He who observes the wind will not sow, and he who regards the clouds will not reap. As you do not know what is the way of wind, or how the bones grow in the womb of her who is with child, so you do not know the works of God who makes everything. In the morning sow your seed, and in the evening do not withhold your hand; for you do not know which will prosper, either this or that, or whether both alike will be good.” Ecclesiastes 11:4-6

  • If you are waiting for perfect conditions, Solomon said, you will never be a successful farmer. The same applies to every endeavor of life. Perfect conditions exist only in heaven.
  • If you are waiting for confirmation that what you are setting out to do is going to be 100% successful, then you will never get started. Solomon said, you “do not know.” But this “not knowing” can be paralyzing to many of us. Paralyzing.

I’m not encouraging you to step out without seeking God’s counsel and the advice of wise counselors. What I am encouraging you today to do is to remember that God in Scripture encourages us to do the very thing Wayne Gretzky advised.

Take a shot!

Moses was faithful even when…(4 of 6)

Now Moses was faithful in all God’s house as a servant… (Hebrews 3:5)

#4 Moses was faithful to God even when he doubted his own value and effectiveness.

Even Moses got tired. Leading the Israelites in the wilderness was a daily beating. In Numbers chapter 11, it really started to wear on Moses. He started to wonder, “Why me, God?” He felt alone and ineffective. In this chapter, we find Moses at the point where he cried out for God to either send him help or kill him!

Moses felt alone. God came to his aid. God sent Moses helpers.

The prophet Elijah who lived much later than Moses also went through the same thing. He felt alone and useless. His life’s work was in vain, in his eyes. He asked for God to take his life. God made Elijah aware that there were 7000 others who were also faithful. God also comforted Elijah and sent him helpers.
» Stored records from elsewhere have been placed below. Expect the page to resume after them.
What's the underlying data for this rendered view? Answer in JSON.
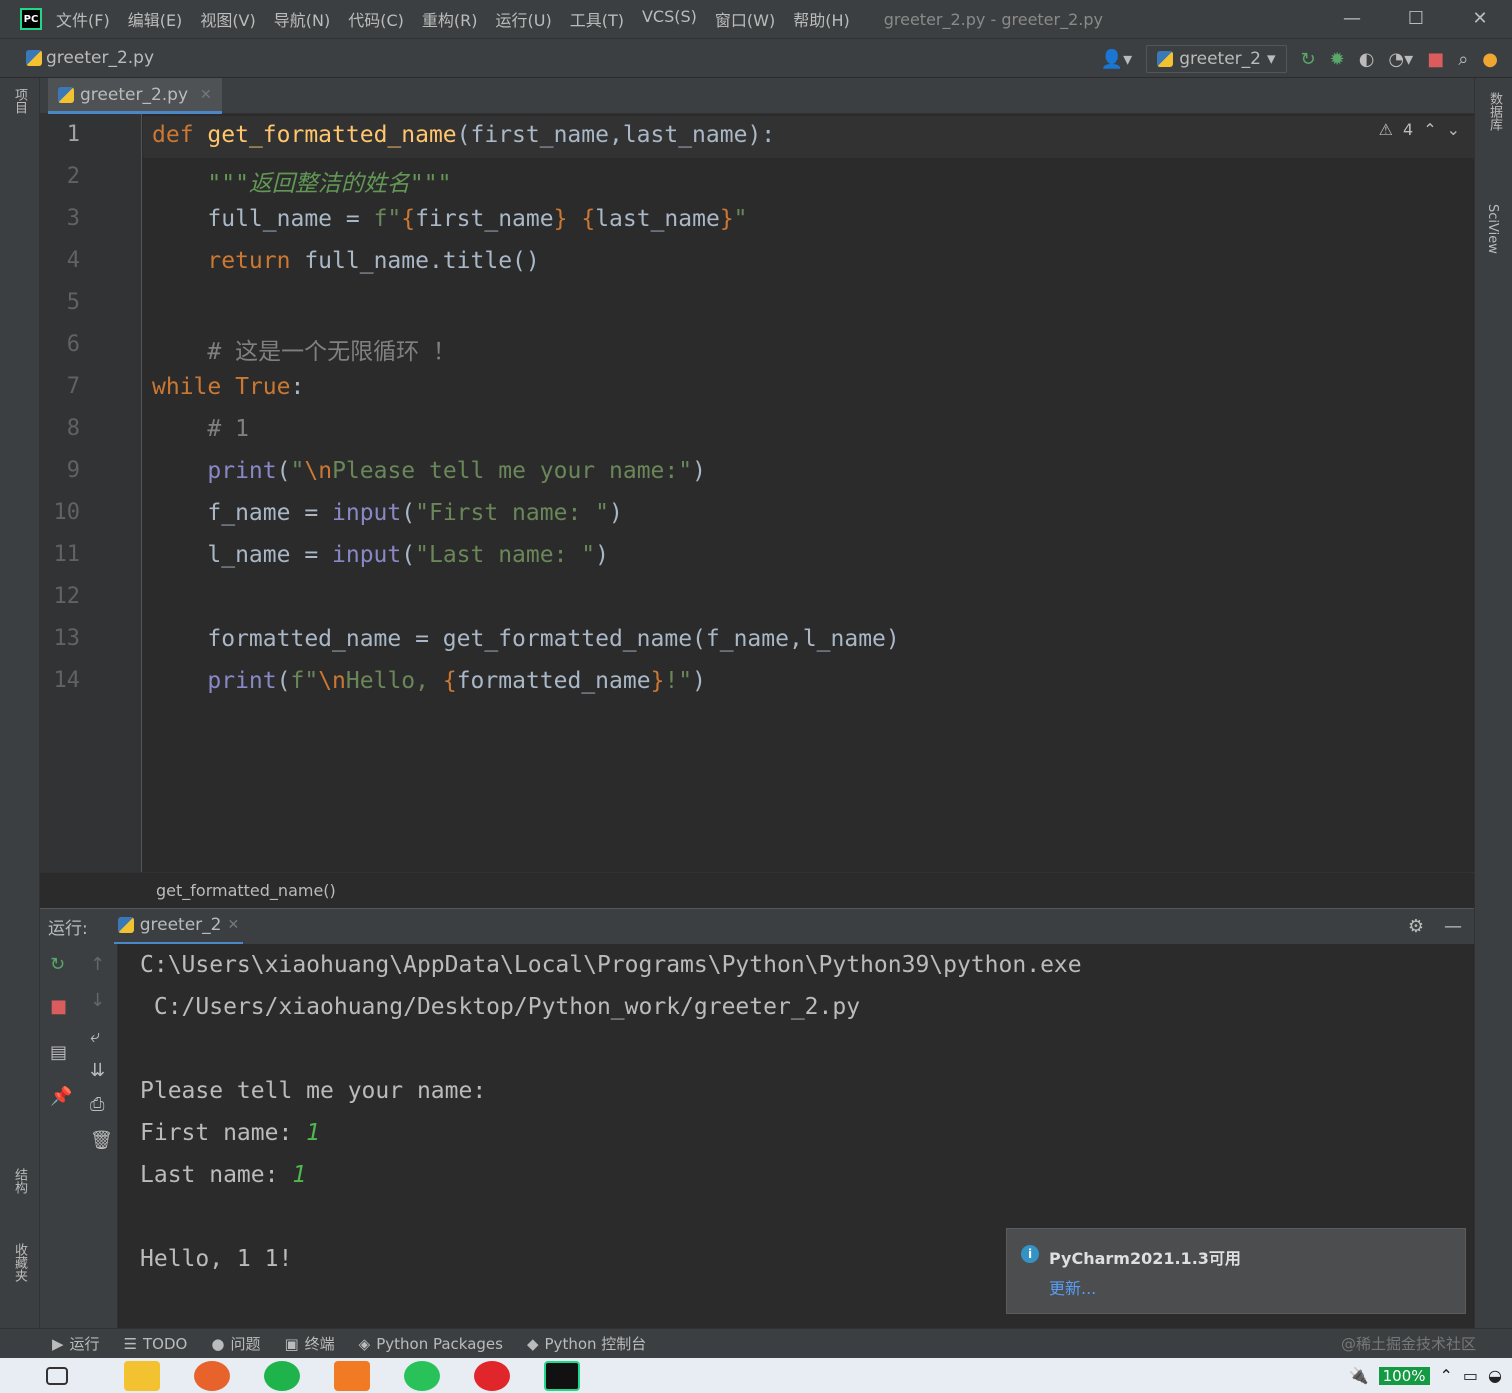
{
  "titlebar": {
    "logo": "PC",
    "menu": [
      "文件(F)",
      "编辑(E)",
      "视图(V)",
      "导航(N)",
      "代码(C)",
      "重构(R)",
      "运行(U)",
      "工具(T)",
      "VCS(S)",
      "窗口(W)",
      "帮助(H)"
    ],
    "window_title": "greeter_2.py - greeter_2.py",
    "controls": [
      "—",
      "☐",
      "✕"
    ]
  },
  "navbar": {
    "file": "greeter_2.py",
    "run_config": "greeter_2"
  },
  "left_strip": {
    "project": "项目",
    "structure": "结构",
    "favorites": "收藏夹"
  },
  "right_strip": {
    "database": "数据库",
    "sciview": "SciView"
  },
  "editor": {
    "tab": "greeter_2.py",
    "inspection_count": "4",
    "line_numbers": [
      "1",
      "2",
      "3",
      "4",
      "5",
      "6",
      "7",
      "8",
      "9",
      "10",
      "11",
      "12",
      "13",
      "14"
    ],
    "code": {
      "l1_kw": "def",
      "l1_fn": "get_formatted_name",
      "l1_rest": "(first_name,last_name):",
      "l2_doc": "\"\"\"返回整洁的姓名\"\"\"",
      "l3_a": "full_name = ",
      "l3_f": "f\"",
      "l3_b1": "{",
      "l3_v1": "first_name",
      "l3_b2": "}",
      "l3_sp": " ",
      "l3_b3": "{",
      "l3_v2": "last_name",
      "l3_b4": "}",
      "l3_q": "\"",
      "l4_kw": "return",
      "l4_rest": " full_name.title()",
      "l6_cm": "# 这是一个无限循环 ！",
      "l7_kw": "while",
      "l7_t": "True",
      "l7_c": ":",
      "l8_cm": "# 1",
      "l9_bi": "print",
      "l9_p": "(",
      "l9_s1": "\"",
      "l9_es": "\\n",
      "l9_s2": "Please tell me your name:\"",
      "l9_e": ")",
      "l10_a": "f_name = ",
      "l10_bi": "input",
      "l10_p": "(",
      "l10_s": "\"First name: \"",
      "l10_e": ")",
      "l11_a": "l_name = ",
      "l11_bi": "input",
      "l11_p": "(",
      "l11_s": "\"Last name: \"",
      "l11_e": ")",
      "l13": "formatted_name = get_formatted_name(f_name,l_name)",
      "l14_bi": "print",
      "l14_p": "(",
      "l14_f": "f\"",
      "l14_es": "\\n",
      "l14_s": "Hello, ",
      "l14_b1": "{",
      "l14_v": "formatted_name",
      "l14_b2": "}",
      "l14_s2": "!\"",
      "l14_e": ")"
    },
    "breadcrumb": "get_formatted_name()"
  },
  "run_panel": {
    "label": "运行:",
    "tab": "greeter_2",
    "console": {
      "path1": "C:\\Users\\xiaohuang\\AppData\\Local\\Programs\\Python\\Python39\\python.exe",
      "path2": " C:/Users/xiaohuang/Desktop/Python_work/greeter_2.py",
      "prompt": "Please tell me your name:",
      "first_label": "First name: ",
      "first_value": "1",
      "last_label": "Last name: ",
      "last_value": "1",
      "hello": "Hello, 1 1!"
    }
  },
  "notification": {
    "title": "PyCharm2021.1.3可用",
    "link": "更新..."
  },
  "statusbar": {
    "items": [
      "运行",
      "TODO",
      "问题",
      "终端",
      "Python Packages",
      "Python 控制台"
    ],
    "watermark": "@稀土掘金技术社区"
  },
  "taskbar": {
    "battery": "100%"
  },
  "colors": {
    "accent": "#4a88c7",
    "keyword": "#cc7832",
    "function": "#ffc66d",
    "string": "#6a8759",
    "comment": "#808080",
    "builtin": "#8888c6",
    "user_input": "#4eb84e"
  }
}
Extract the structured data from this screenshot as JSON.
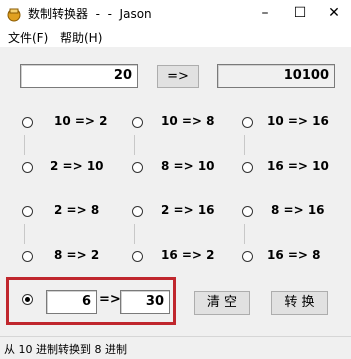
{
  "window": {
    "title": "数制转换器  -  -  Jason",
    "minimize": "–",
    "maximize": "☐",
    "close": "✕"
  },
  "menu": {
    "file": "文件(F)",
    "help": "帮助(H)"
  },
  "top": {
    "input": "20",
    "convert_button": "=>",
    "output": "10100"
  },
  "options": [
    {
      "label": "10 => 2"
    },
    {
      "label": "10 => 8"
    },
    {
      "label": "10 => 16"
    },
    {
      "label": "2 => 10"
    },
    {
      "label": "8 => 10"
    },
    {
      "label": "16 => 10"
    },
    {
      "label": "2 => 8"
    },
    {
      "label": "2 => 16"
    },
    {
      "label": "8 => 16"
    },
    {
      "label": "8 => 2"
    },
    {
      "label": "16 => 2"
    },
    {
      "label": "16 => 8"
    }
  ],
  "custom": {
    "from_base": "6",
    "arrow": "=>",
    "to_base": "30",
    "clear_button": "清 空",
    "convert_button": "转 换"
  },
  "status": {
    "text": "从 10 进制转换到 8 进制"
  },
  "colors": {
    "highlight": "#c0272d",
    "background": "#f0f0f0"
  }
}
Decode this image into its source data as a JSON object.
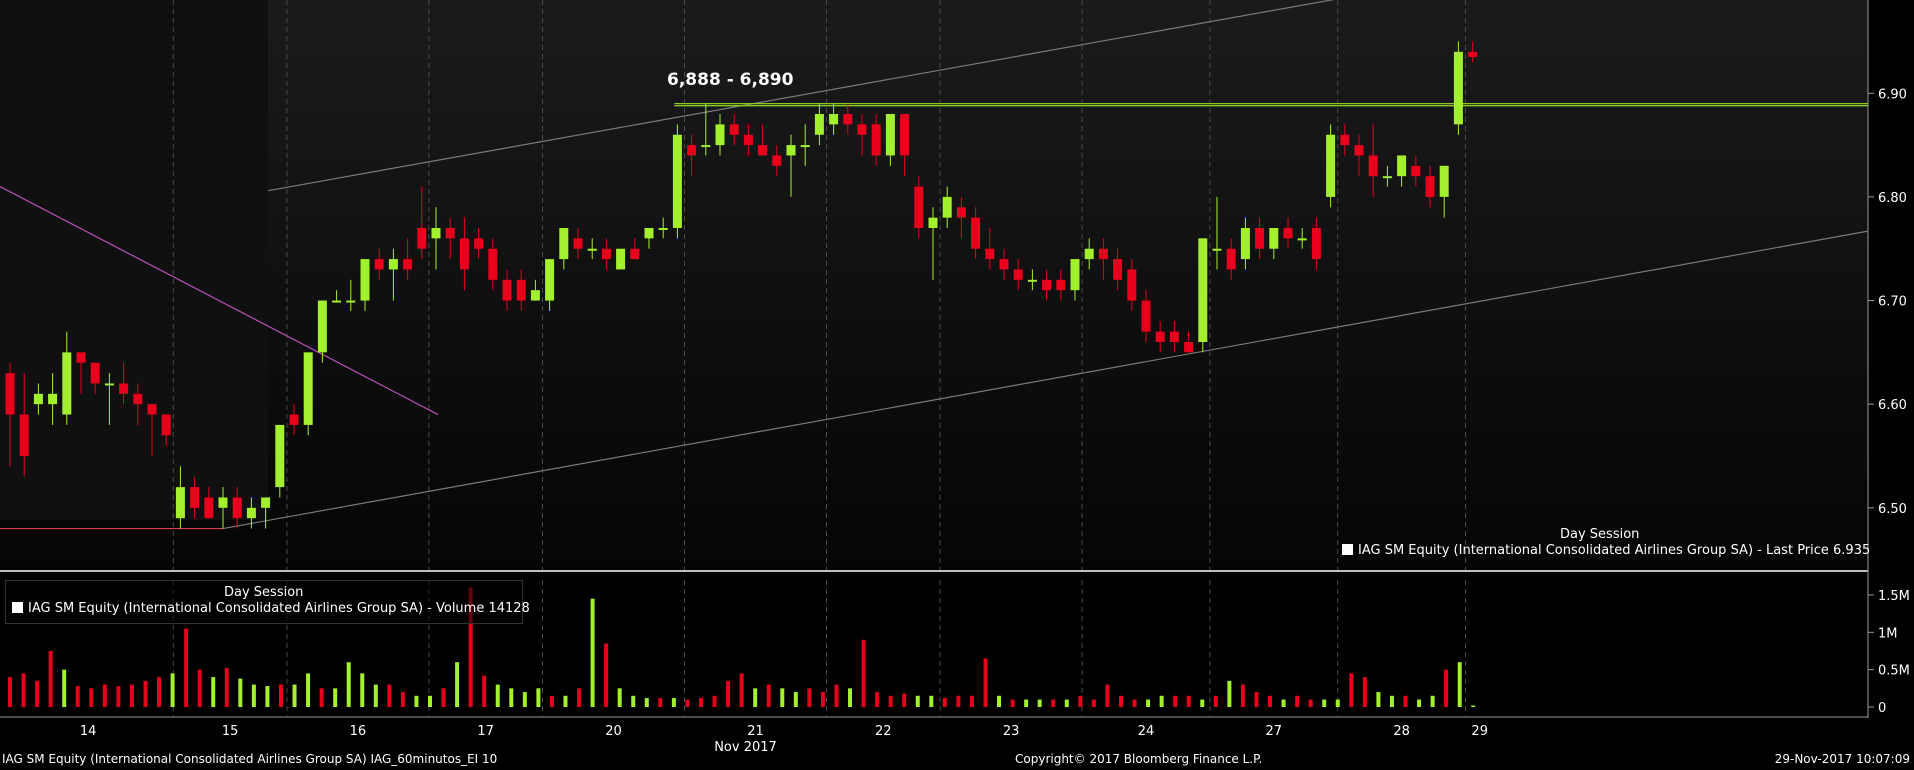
{
  "chart_data": [
    {
      "type": "candlestick",
      "name": "IAG SM Equity (International Consolidated Airlines Group SA) - Last Price 6.935",
      "session_label": "Day Session",
      "ylim": [
        6.44,
        6.99
      ],
      "yticks": [
        "6.50",
        "6.60",
        "6.70",
        "6.80",
        "6.90"
      ],
      "annotation": "6,888 - 6,890",
      "levels": [
        6.888,
        6.89
      ],
      "support": 6.48,
      "candles": [
        [
          6.63,
          6.64,
          6.54,
          6.59
        ],
        [
          6.59,
          6.63,
          6.53,
          6.55
        ],
        [
          6.6,
          6.62,
          6.59,
          6.61
        ],
        [
          6.6,
          6.63,
          6.58,
          6.61
        ],
        [
          6.59,
          6.67,
          6.58,
          6.65
        ],
        [
          6.65,
          6.65,
          6.61,
          6.64
        ],
        [
          6.64,
          6.64,
          6.61,
          6.62
        ],
        [
          6.62,
          6.63,
          6.58,
          6.62
        ],
        [
          6.62,
          6.64,
          6.6,
          6.61
        ],
        [
          6.61,
          6.62,
          6.58,
          6.6
        ],
        [
          6.6,
          6.6,
          6.55,
          6.59
        ],
        [
          6.59,
          6.59,
          6.56,
          6.57
        ],
        [
          6.49,
          6.54,
          6.48,
          6.52
        ],
        [
          6.52,
          6.53,
          6.49,
          6.5
        ],
        [
          6.51,
          6.52,
          6.49,
          6.49
        ],
        [
          6.5,
          6.52,
          6.48,
          6.51
        ],
        [
          6.51,
          6.52,
          6.48,
          6.49
        ],
        [
          6.49,
          6.51,
          6.48,
          6.5
        ],
        [
          6.5,
          6.51,
          6.48,
          6.51
        ],
        [
          6.52,
          6.58,
          6.51,
          6.58
        ],
        [
          6.59,
          6.6,
          6.57,
          6.58
        ],
        [
          6.58,
          6.65,
          6.57,
          6.65
        ],
        [
          6.65,
          6.7,
          6.64,
          6.7
        ],
        [
          6.7,
          6.71,
          6.7,
          6.7
        ],
        [
          6.7,
          6.72,
          6.69,
          6.7
        ],
        [
          6.7,
          6.74,
          6.69,
          6.74
        ],
        [
          6.74,
          6.75,
          6.72,
          6.73
        ],
        [
          6.73,
          6.75,
          6.7,
          6.74
        ],
        [
          6.74,
          6.76,
          6.72,
          6.73
        ],
        [
          6.77,
          6.81,
          6.74,
          6.75
        ],
        [
          6.76,
          6.79,
          6.73,
          6.77
        ],
        [
          6.77,
          6.78,
          6.74,
          6.76
        ],
        [
          6.76,
          6.78,
          6.71,
          6.73
        ],
        [
          6.76,
          6.77,
          6.74,
          6.75
        ],
        [
          6.75,
          6.76,
          6.71,
          6.72
        ],
        [
          6.72,
          6.73,
          6.69,
          6.7
        ],
        [
          6.72,
          6.73,
          6.69,
          6.7
        ],
        [
          6.7,
          6.72,
          6.7,
          6.71
        ],
        [
          6.7,
          6.74,
          6.69,
          6.74
        ],
        [
          6.74,
          6.77,
          6.73,
          6.77
        ],
        [
          6.76,
          6.77,
          6.74,
          6.75
        ],
        [
          6.75,
          6.76,
          6.74,
          6.75
        ],
        [
          6.75,
          6.76,
          6.73,
          6.74
        ],
        [
          6.73,
          6.75,
          6.73,
          6.75
        ],
        [
          6.75,
          6.76,
          6.74,
          6.74
        ],
        [
          6.76,
          6.77,
          6.75,
          6.77
        ],
        [
          6.77,
          6.78,
          6.76,
          6.77
        ],
        [
          6.77,
          6.87,
          6.76,
          6.86
        ],
        [
          6.85,
          6.86,
          6.82,
          6.84
        ],
        [
          6.85,
          6.89,
          6.84,
          6.85
        ],
        [
          6.85,
          6.88,
          6.84,
          6.87
        ],
        [
          6.87,
          6.88,
          6.85,
          6.86
        ],
        [
          6.86,
          6.87,
          6.84,
          6.85
        ],
        [
          6.85,
          6.87,
          6.84,
          6.84
        ],
        [
          6.84,
          6.85,
          6.82,
          6.83
        ],
        [
          6.84,
          6.86,
          6.8,
          6.85
        ],
        [
          6.85,
          6.87,
          6.83,
          6.85
        ],
        [
          6.86,
          6.89,
          6.85,
          6.88
        ],
        [
          6.87,
          6.89,
          6.86,
          6.88
        ],
        [
          6.88,
          6.89,
          6.86,
          6.87
        ],
        [
          6.87,
          6.88,
          6.84,
          6.86
        ],
        [
          6.87,
          6.88,
          6.83,
          6.84
        ],
        [
          6.84,
          6.88,
          6.83,
          6.88
        ],
        [
          6.88,
          6.88,
          6.82,
          6.84
        ],
        [
          6.81,
          6.82,
          6.76,
          6.77
        ],
        [
          6.77,
          6.79,
          6.72,
          6.78
        ],
        [
          6.78,
          6.81,
          6.77,
          6.8
        ],
        [
          6.79,
          6.8,
          6.76,
          6.78
        ],
        [
          6.78,
          6.79,
          6.74,
          6.75
        ],
        [
          6.75,
          6.77,
          6.73,
          6.74
        ],
        [
          6.74,
          6.75,
          6.72,
          6.73
        ],
        [
          6.73,
          6.74,
          6.71,
          6.72
        ],
        [
          6.72,
          6.73,
          6.71,
          6.72
        ],
        [
          6.72,
          6.73,
          6.7,
          6.71
        ],
        [
          6.72,
          6.73,
          6.7,
          6.71
        ],
        [
          6.71,
          6.74,
          6.7,
          6.74
        ],
        [
          6.74,
          6.76,
          6.73,
          6.75
        ],
        [
          6.75,
          6.76,
          6.72,
          6.74
        ],
        [
          6.74,
          6.75,
          6.71,
          6.72
        ],
        [
          6.73,
          6.74,
          6.69,
          6.7
        ],
        [
          6.7,
          6.71,
          6.66,
          6.67
        ],
        [
          6.67,
          6.68,
          6.65,
          6.66
        ],
        [
          6.67,
          6.68,
          6.65,
          6.66
        ],
        [
          6.66,
          6.67,
          6.65,
          6.65
        ],
        [
          6.66,
          6.76,
          6.65,
          6.76
        ],
        [
          6.75,
          6.8,
          6.73,
          6.75
        ],
        [
          6.75,
          6.76,
          6.72,
          6.73
        ],
        [
          6.74,
          6.78,
          6.73,
          6.77
        ],
        [
          6.77,
          6.78,
          6.74,
          6.75
        ],
        [
          6.75,
          6.77,
          6.74,
          6.77
        ],
        [
          6.77,
          6.78,
          6.75,
          6.76
        ],
        [
          6.76,
          6.77,
          6.75,
          6.76
        ],
        [
          6.77,
          6.78,
          6.73,
          6.74
        ],
        [
          6.8,
          6.87,
          6.79,
          6.86
        ],
        [
          6.86,
          6.87,
          6.84,
          6.85
        ],
        [
          6.85,
          6.86,
          6.82,
          6.84
        ],
        [
          6.84,
          6.87,
          6.8,
          6.82
        ],
        [
          6.82,
          6.83,
          6.81,
          6.82
        ],
        [
          6.82,
          6.84,
          6.81,
          6.84
        ],
        [
          6.83,
          6.84,
          6.81,
          6.82
        ],
        [
          6.82,
          6.83,
          6.79,
          6.8
        ],
        [
          6.8,
          6.83,
          6.78,
          6.83
        ],
        [
          6.87,
          6.95,
          6.86,
          6.94
        ],
        [
          6.94,
          6.95,
          6.93,
          6.935
        ]
      ],
      "days": [
        {
          "label": "14",
          "start": 0,
          "end": 11
        },
        {
          "label": "15",
          "start": 12,
          "end": 19
        },
        {
          "label": "16",
          "start": 20,
          "end": 29
        },
        {
          "label": "17",
          "start": 30,
          "end": 37
        },
        {
          "label": "20",
          "start": 38,
          "end": 47
        },
        {
          "label": "21",
          "start": 48,
          "end": 57
        },
        {
          "label": "22",
          "start": 58,
          "end": 65
        },
        {
          "label": "23",
          "start": 66,
          "end": 75
        },
        {
          "label": "24",
          "start": 76,
          "end": 84
        },
        {
          "label": "27",
          "start": 85,
          "end": 93
        },
        {
          "label": "28",
          "start": 94,
          "end": 102
        },
        {
          "label": "29",
          "start": 103,
          "end": 104
        }
      ],
      "month_label": "Nov 2017",
      "colors": {
        "up": "#a2f02e",
        "down": "#e8001c",
        "grid": "#4a4a4a",
        "level": "#8ac926",
        "channel": "#7a7a7a",
        "trend": "#b94fb7",
        "support": "#d43b5a"
      }
    },
    {
      "type": "bar",
      "name": "IAG SM Equity (International Consolidated Airlines Group SA) - Volume 14128",
      "session_label": "Day Session",
      "ylim": [
        0,
        1.7
      ],
      "yticks": [
        "0",
        "0.5M",
        "1M",
        "1.5M"
      ],
      "values_m": [
        0.4,
        0.45,
        0.35,
        0.75,
        0.5,
        0.28,
        0.25,
        0.3,
        0.28,
        0.3,
        0.35,
        0.4,
        0.45,
        1.05,
        0.5,
        0.4,
        0.52,
        0.38,
        0.3,
        0.28,
        0.3,
        0.3,
        0.45,
        0.25,
        0.25,
        0.6,
        0.45,
        0.3,
        0.3,
        0.2,
        0.15,
        0.15,
        0.25,
        0.6,
        1.6,
        0.42,
        0.3,
        0.25,
        0.2,
        0.25,
        0.15,
        0.15,
        0.25,
        1.45,
        0.85,
        0.25,
        0.15,
        0.12,
        0.12,
        0.12,
        0.1,
        0.12,
        0.15,
        0.35,
        0.45,
        0.25,
        0.3,
        0.25,
        0.2,
        0.25,
        0.2,
        0.3,
        0.25,
        0.9,
        0.2,
        0.15,
        0.18,
        0.15,
        0.15,
        0.12,
        0.15,
        0.15,
        0.65,
        0.15,
        0.1,
        0.1,
        0.1,
        0.1,
        0.1,
        0.15,
        0.1,
        0.3,
        0.15,
        0.1,
        0.1,
        0.15,
        0.15,
        0.15,
        0.1,
        0.15,
        0.35,
        0.3,
        0.2,
        0.15,
        0.1,
        0.15,
        0.1,
        0.1,
        0.1,
        0.45,
        0.4,
        0.2,
        0.15,
        0.15,
        0.1,
        0.15,
        0.5,
        0.6,
        0.02
      ],
      "up_flags": [
        0,
        0,
        0,
        0,
        1,
        0,
        0,
        0,
        0,
        0,
        0,
        0,
        1,
        0,
        0,
        1,
        0,
        1,
        1,
        1,
        0,
        1,
        1,
        0,
        1,
        1,
        1,
        1,
        0,
        0,
        1,
        1,
        0,
        1,
        0,
        0,
        1,
        1,
        1,
        1,
        0,
        1,
        0,
        1,
        0,
        1,
        1,
        1,
        0,
        1,
        0,
        0,
        0,
        0,
        0,
        1,
        0,
        1,
        1,
        0,
        0,
        0,
        1,
        0,
        0,
        0,
        0,
        1,
        1,
        0,
        0,
        0,
        0,
        1,
        0,
        1,
        1,
        0,
        1,
        0,
        0,
        0,
        0,
        0,
        1,
        1,
        0,
        0,
        1,
        0,
        1,
        0,
        0,
        0,
        1,
        0,
        0,
        1,
        1,
        0,
        0,
        1,
        1,
        0,
        1,
        1,
        0,
        1,
        1,
        1,
        1,
        0
      ]
    }
  ],
  "footer": {
    "left": "IAG SM Equity (International Consolidated Airlines Group SA) IAG_60minutos_EI 10",
    "center": "Copyright© 2017 Bloomberg Finance L.P.",
    "right": "29-Nov-2017 10:07:09"
  }
}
You are going to feel alone at times. You are going to feel ineffective and you’re going to wonder if you are really making a difference. There will be times that you feel like the only person around who gets it.

Questioning our impact is part of the process.  Frustration does not equal failure.  Allowing the frustration to cause us to quit is failure. Its part of the growth process, and it frankly stinks, but if we have honest hearts we will be better for it.

Sometimes we doubt our value and effectiveness because:

  • We are looking for immediate results to long-term endeavors.
  • We are just plain worn out, and have become unrealistic and shortsighted. We might just need a break and a breath of fresh air.
  • We have painted the wrong picture of what success is. Maybe you need to sit down with an objective, wise advisor to help you see things more clearly. That advisor might help you redesign your goals and strategy. He might help you redefine what “success” means in whatever it is you are doing.
  • We are listening to the few complainers causing us problems and not paying attention to the others who are really benefiting from what we are trying to do. It is easy to see the critics, the complainers, and non-responders.
  • We are focusing on our efforts instead of God’s efforts working through us and through others. Remember Moses and Elijah both felt alone, but they were not really alone. They were making it about them at that point and had to have their spiritual eyesight adjusted.

Moses was faithful to God, even when:

  1. He did not want to do the job.
  2. The lack of enthusiasm made the job even harder.
  3. He received little appreciation.
  4. He doubted his own value and effectiveness.

That is a faithful man. Are you like Moses?